Morning is best time to exercise to improve heart health: Study
Exercising in the morning is associated with the lowest risk of heart disease and stroke, according to new research on more than 86,000 individuals.
Compared with individuals who were active midday, those most active around 8 a.m. or 10 a.m. had 11 percent and 16 percent lower risks of incident coronary artery disease, respectively. For women, risks were reduced by 22 percent and 24 percent at these times.
Participants most active in the late morning had a 17 percent reduced risk of stroke, while women who were more active in the late morning had a 35 percent lower risk of stroke.
Findings were published in the European Journal of Preventive Cardiology and are based on data from the U.K. Biobank. They were also consistent regardless of individuals’ total amount of daily activity.

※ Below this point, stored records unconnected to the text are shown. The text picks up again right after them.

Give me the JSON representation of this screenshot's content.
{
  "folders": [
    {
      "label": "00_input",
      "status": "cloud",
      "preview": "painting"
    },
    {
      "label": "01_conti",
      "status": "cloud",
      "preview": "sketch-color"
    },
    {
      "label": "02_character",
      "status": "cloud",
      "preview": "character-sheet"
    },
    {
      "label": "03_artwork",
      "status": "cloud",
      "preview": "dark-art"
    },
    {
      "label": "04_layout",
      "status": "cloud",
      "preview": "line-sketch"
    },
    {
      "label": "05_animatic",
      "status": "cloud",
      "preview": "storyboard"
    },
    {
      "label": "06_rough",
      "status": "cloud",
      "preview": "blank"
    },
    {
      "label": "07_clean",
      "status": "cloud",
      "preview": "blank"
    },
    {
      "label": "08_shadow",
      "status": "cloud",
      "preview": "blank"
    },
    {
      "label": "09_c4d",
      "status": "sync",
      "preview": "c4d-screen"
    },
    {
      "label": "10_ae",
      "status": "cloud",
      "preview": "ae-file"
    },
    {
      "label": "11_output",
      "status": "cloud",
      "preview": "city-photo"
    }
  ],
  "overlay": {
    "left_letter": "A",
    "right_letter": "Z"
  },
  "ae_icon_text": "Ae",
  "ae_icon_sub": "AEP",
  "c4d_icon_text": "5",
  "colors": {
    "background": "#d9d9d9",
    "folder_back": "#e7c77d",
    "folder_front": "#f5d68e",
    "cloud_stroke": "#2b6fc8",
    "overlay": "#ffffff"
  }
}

“It is well established that exercise is good for heart health, and our study now indicates that morning activity seems to be most beneficial,” said co-author Gali Albalak of Leiden University Medical Centre, the Netherlands in a statement.
“The findings were particularly pronounced in women, and applied to both early birds and night owls.”
Cardiovascular disease is the leading cause of death around the world. Its prevalence is expected to increase as humans become more sedentary and rates of diabetes and hypertension rise, authors explained.
All study participants were between the ages 42 and 78 while the average age was 62. Individuals did not have any cardiovascular disease at the time of recruitment, though, on average, they were overweight and around 60 percent were women.
For seven days between February 2013 and December 2015, participants wore a wrist monitor to track their physical activity. Researchers followed all individuals for six to eight years, until their first hospital admission or death related to heart disease or stroke.
During that time, nearly 3,000 individuals developed coronary artery disease and nearly 800 suffered a stroke. However, those who were active between 8 a.m. and 11 a.m. had the lowest risks for both conditions.
“This was an observational study and therefore we cannot explain why the associations were more marked in women,” said Albalak.
Source: The Hill